If you look closely at the joints, you can see cement of where it was reconstructed in the 1920s.
A lot of people climb on top of the Devil’s Den as it’s secure. But, I didn’t want to as I’m not very tall and I didn’t want to damage anything.
It does seem a bit strange visiting this place as it’s fenced off around all this farmland and fields! It would have been amazing to see what this site would have looked like a century ago when the long enclosed chamber was here.
Although this place is really difficult to find, all in all, the Devil’s Den was incredible and worth the walk to visit. To think that these stones date back thousands of years is mind-blowing.
Visit the Grey Wethers of Fyfield Down Nature Reserve next
After your visit, there isn’t much to see around the chamber. It’s pretty isolated. To return, you’ll have to head back the way you came through the bull field.

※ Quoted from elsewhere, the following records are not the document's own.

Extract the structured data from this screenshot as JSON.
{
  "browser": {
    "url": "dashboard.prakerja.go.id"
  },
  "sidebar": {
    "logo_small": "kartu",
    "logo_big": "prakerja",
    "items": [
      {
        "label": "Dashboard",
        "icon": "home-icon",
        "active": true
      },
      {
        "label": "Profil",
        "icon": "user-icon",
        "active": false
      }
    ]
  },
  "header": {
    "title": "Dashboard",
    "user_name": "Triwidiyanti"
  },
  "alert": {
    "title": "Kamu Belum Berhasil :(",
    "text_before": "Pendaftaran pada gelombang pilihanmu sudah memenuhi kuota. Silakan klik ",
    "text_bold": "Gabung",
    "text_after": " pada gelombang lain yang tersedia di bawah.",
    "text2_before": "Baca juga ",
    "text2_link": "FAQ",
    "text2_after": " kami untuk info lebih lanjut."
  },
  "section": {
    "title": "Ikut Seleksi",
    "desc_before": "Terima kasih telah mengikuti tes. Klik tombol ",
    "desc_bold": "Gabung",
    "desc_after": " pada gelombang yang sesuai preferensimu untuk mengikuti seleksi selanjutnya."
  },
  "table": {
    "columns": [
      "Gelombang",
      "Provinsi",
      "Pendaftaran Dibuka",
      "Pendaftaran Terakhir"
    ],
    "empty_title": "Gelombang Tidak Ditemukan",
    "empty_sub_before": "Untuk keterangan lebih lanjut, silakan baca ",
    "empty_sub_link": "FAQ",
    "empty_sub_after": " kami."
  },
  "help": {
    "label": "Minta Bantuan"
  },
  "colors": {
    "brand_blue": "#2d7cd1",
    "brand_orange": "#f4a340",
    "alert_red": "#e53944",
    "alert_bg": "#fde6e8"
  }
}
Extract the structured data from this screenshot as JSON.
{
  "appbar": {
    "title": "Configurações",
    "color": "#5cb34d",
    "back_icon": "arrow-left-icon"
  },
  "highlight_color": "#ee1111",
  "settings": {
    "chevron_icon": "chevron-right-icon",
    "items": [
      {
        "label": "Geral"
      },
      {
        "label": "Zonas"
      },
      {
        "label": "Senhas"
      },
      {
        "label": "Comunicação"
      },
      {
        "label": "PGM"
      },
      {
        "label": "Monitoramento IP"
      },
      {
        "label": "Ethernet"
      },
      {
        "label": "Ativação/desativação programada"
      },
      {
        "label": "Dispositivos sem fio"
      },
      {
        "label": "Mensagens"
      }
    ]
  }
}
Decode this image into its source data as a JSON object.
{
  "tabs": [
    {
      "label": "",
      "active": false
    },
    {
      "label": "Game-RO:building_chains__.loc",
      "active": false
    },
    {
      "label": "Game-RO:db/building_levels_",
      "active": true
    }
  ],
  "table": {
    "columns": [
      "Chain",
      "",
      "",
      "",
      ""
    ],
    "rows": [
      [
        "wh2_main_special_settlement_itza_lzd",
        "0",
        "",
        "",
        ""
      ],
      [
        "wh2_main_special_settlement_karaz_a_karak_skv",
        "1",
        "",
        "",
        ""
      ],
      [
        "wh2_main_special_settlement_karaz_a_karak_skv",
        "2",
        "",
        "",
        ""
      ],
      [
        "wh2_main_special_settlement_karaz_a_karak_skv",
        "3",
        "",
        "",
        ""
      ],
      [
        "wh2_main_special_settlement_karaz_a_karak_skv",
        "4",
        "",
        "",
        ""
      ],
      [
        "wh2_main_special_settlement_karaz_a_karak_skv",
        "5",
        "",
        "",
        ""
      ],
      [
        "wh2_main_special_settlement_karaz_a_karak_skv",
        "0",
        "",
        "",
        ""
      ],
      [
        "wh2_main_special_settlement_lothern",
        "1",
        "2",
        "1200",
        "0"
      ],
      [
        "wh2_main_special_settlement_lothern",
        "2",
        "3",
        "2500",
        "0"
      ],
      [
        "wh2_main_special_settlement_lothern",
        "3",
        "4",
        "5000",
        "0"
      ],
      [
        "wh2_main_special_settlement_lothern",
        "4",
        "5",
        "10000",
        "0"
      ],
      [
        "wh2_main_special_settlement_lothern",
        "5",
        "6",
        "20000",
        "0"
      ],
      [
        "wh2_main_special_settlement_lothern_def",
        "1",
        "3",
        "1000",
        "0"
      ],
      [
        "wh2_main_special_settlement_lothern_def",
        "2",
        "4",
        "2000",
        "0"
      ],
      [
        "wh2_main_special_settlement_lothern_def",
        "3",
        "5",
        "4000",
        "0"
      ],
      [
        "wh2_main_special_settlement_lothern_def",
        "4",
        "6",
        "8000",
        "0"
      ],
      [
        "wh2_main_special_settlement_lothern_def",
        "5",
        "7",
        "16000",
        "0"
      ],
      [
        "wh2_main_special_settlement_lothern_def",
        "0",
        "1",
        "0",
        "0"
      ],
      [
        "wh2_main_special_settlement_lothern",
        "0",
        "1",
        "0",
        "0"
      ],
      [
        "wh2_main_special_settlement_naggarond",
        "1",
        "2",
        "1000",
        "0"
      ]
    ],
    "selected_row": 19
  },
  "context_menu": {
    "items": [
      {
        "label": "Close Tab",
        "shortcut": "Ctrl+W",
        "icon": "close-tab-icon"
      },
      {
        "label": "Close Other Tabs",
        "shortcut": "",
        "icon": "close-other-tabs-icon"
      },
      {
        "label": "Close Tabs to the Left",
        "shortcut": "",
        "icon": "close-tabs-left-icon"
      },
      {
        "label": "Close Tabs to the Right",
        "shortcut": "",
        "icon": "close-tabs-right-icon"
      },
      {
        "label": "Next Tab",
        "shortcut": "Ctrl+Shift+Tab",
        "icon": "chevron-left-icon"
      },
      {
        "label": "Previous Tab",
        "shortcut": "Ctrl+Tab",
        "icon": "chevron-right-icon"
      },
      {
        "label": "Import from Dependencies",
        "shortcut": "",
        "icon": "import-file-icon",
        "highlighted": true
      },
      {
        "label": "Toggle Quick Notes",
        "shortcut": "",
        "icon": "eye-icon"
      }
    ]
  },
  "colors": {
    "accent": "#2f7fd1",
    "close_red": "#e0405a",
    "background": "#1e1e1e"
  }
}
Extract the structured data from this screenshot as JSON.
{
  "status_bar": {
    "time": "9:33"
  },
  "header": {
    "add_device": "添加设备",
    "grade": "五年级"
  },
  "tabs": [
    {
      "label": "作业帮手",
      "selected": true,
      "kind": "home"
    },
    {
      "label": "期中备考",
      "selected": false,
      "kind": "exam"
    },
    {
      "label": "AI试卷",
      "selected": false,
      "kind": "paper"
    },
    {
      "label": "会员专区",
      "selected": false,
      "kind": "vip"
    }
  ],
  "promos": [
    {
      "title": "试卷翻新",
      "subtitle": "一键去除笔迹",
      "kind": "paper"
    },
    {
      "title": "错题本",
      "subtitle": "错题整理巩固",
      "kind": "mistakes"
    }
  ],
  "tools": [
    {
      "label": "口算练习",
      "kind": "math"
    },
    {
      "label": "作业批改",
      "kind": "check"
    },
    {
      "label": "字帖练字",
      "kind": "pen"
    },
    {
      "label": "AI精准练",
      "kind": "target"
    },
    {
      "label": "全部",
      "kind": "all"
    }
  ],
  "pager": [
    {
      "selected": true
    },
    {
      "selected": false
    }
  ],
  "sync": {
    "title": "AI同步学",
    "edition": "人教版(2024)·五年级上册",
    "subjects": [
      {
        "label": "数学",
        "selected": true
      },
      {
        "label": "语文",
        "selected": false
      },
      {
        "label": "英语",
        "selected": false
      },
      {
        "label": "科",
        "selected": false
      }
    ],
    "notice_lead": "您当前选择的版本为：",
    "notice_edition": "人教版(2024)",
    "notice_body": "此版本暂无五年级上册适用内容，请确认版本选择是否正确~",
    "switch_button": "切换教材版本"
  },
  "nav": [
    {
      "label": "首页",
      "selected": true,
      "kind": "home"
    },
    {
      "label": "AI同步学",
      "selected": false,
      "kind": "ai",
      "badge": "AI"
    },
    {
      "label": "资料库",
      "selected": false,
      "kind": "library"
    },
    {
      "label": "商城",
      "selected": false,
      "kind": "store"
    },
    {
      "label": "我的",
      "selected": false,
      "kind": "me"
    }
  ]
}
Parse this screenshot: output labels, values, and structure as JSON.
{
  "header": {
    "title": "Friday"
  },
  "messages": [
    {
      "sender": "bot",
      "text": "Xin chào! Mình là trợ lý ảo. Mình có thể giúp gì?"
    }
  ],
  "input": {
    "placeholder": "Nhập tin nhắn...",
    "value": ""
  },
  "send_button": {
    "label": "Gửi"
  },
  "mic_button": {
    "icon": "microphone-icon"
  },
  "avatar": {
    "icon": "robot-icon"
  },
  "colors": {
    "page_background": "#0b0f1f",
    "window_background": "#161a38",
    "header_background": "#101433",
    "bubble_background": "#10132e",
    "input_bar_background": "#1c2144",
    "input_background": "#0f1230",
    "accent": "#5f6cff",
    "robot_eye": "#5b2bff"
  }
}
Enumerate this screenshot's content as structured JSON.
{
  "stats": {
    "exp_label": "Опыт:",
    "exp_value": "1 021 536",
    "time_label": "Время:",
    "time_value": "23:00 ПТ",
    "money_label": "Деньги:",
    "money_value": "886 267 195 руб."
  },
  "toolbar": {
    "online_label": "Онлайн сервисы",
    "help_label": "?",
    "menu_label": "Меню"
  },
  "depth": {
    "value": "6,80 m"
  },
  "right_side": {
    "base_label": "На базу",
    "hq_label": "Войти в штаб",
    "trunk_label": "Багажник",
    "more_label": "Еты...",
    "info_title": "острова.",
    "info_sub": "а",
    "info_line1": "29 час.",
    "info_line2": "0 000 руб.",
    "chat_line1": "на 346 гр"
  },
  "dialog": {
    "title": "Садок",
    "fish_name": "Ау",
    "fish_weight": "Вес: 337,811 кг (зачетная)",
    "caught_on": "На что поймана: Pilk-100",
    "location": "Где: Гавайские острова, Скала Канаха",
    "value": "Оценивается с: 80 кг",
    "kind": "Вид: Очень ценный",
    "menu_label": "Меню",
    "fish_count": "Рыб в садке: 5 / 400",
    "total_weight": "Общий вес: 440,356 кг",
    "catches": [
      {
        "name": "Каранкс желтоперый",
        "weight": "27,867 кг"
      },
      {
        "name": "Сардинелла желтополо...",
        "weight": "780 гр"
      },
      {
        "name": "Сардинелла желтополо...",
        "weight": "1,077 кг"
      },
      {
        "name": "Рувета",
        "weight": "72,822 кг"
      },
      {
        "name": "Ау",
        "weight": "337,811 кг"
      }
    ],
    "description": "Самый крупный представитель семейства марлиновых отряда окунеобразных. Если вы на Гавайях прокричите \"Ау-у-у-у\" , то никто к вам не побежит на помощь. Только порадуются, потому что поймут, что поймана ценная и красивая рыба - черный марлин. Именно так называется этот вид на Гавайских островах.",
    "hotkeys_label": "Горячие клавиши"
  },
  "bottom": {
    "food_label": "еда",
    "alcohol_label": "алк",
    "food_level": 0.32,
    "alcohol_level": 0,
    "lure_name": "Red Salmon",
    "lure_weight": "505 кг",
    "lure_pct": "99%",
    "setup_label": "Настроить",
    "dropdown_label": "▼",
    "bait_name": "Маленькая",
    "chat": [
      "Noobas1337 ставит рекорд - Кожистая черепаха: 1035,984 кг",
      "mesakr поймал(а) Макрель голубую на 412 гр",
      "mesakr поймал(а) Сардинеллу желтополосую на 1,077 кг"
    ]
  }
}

But, if you were up for more exploring, you could see more of Fyfield Down and the Grey Wethers.
Fyfield Down is one of the countries oldest National Nature Reserves established in the 1950s and the Sarsen Stones here are some of the best examples in England.
Many of these stones were used in the Neolithic era as whetstones to sharpen tools. Also, the stones were used to build some of the ancient monuments we can find around Avebury today. How they manage to move them from here we’ll never know!
The reason why they are called the Grey Wethers is that they look like sheep from afar! The famous antiquarian Richard Symonds paid a visit here in 1644 and recorded;
“They call that place the Grey-wethers, because a far off they looke like a flock of sheepe”.
Maybe you’ll notice it on your visit?
You’ll also find similar stones in Lockeridge Dene and Piggledene owned by the National Trust close by.
Are you heading to Avebury?
Although most people know Wiltshire for Stonehenge, Avebury really is the jewel in its Neolithic crown.
This World Heritage Site is filled to the brim with ancient tombs, stone circles and we even have our very own pyramid!
It’s always best to start out at the visitor centre and walk around the spectacular Avebury stone circle. It’s actually a set of two and has the title of Europe’s largest neolithic stone circle!
Around this area, you can visit the Alexander Keiller Museum to get an introduction to the area and excavations that took place.
Or, you could visit the amazing Avebury Manor and Dovecote owned by the National Trust.
Avebury a popular stop for the Summer Solstice festival and you’ll see druids and partygoers celebrating the longest day each year in June.
After you’ve left the main area, you can walk through the stone corridor of Kennet Avenue to West Kennet Longbarrow. This is a 5,000-year-old chamber of the dead that you can walk inside.
Almost opposite is Silbury Hill which is the largest artificial prehistoric mound in all of Europe.
There is also The Sanctuary, Overton Hill, The Ridgeway Trail, Windmill Hill, Swallow Head Spring and even more ancient sites to discover dating back thousands of years!
It’s a melting pot of culture and heritage just waiting for you to explore.